It helps to know the territory...
In this section we want you just to understand the nature of how information is dispersed on the Internet. We will give you a few hints for better using your time.
The webhound would prefer not re-explaining the World Wide Web, especially when it is done so eloquently elsewhere:
Of course, you do not have to know all the trivia and history of the three W's to be a webhound. The main skill needed here is the ability to click on (repeat after me)... the blue text. Thinking helps too. That's why you humans have those large brains, eh?
But you should remember...
There is no 100% comprehensive catalog of the web. Nope. And there never will be one. Many pieces of it have been added and others deleted in the time it has taken you to read this sentence. Oops! There go a few more.
The Web is a distributed information system and you are often at the mercy of some nebulous, mysterious webmaster/webmistress at the sites. When you first arrive at a web page, scan it for information on how to contact the person that administers the site. They might provide a phone number/address and more likely, an e-mail address.

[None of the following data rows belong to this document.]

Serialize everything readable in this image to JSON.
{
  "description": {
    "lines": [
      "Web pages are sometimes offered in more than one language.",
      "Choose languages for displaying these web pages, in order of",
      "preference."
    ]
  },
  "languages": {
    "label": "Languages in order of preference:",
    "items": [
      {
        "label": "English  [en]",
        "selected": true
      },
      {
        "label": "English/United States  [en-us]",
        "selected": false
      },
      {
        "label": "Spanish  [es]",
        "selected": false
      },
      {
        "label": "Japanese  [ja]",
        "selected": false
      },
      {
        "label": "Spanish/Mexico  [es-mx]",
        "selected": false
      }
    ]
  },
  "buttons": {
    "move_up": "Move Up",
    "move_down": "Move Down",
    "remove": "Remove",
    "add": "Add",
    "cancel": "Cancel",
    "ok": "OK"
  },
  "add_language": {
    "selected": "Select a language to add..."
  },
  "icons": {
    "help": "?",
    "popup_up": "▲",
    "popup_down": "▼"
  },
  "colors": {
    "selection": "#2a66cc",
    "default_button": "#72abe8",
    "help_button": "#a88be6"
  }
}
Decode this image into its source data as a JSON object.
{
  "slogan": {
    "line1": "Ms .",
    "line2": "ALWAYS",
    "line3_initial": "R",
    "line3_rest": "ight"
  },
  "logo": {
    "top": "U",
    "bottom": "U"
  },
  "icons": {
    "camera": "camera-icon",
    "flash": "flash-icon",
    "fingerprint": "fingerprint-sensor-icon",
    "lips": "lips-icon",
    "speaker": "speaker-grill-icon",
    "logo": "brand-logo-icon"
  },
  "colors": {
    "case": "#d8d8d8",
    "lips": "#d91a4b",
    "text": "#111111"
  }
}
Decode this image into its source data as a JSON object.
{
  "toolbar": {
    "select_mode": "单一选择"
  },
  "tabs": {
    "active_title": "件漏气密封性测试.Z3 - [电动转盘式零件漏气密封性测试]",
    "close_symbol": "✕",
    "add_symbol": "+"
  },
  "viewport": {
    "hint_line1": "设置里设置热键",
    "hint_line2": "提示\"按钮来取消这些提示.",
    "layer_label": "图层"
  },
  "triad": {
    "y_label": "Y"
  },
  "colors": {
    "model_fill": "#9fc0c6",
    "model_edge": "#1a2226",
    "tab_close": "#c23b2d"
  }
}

If you ever contact the administrator of a web site, you should be as clear and detailed in your comments as possible. You should also include the Internet address or document title of a web page you are referring to-- many web site administrators support thousands of documents!
When using the web, you are subject to the vagaries in the system, the time crunches at mid-day, and forces of nature which can strike portions of the Internet. Here is a webhound secret hint! The slowest traffic times on the Internet are in the early AM hours... Somewhere in the world, as we speak, it is 3 AM in the morning! So you might want to think about exploring sites that are located across the world at times when it is off-peak there.
A lot is out there...
and the vast majority of it is irrelevant to your interests. The web can be a great leveling ground-- it includes large multinational conglomerates that may look no different via the web than a teenager's start-up company operating out of their basement.
Be prepared for results that look like a shotgun pattern- your first attempt at using a search engine may return 50,000 results! Or zero. Consider your path of learning to be a webhound to be like learning how to use any other research tool. With some practice, your results will become more useful and less time intensive. Hopefully, you will be excited by what you are able to find.
But, you have to start somewhere.
And here is one more caution. Make good use of your time. Stay focused on what you are looking for rather than what appears interesting but off-topic. The web can be seductive at leading you miles from your destination.
This section has been mostly background information but is, nevertheless, important for any potential webhound. As a review, think about these questions:
- Where would be a good place to go to learn more about how the web was developed?
- Why is there no one complete index of the Internet?
- Who would you contact if you had a question about this web page? Where would you find such information?
The next step...
You will maximize your results and minimize the "junk" returns if you can first clearly identify what you are looking for. We cover that now in Scoping the Search or you can return to the webhound's home to choose another section.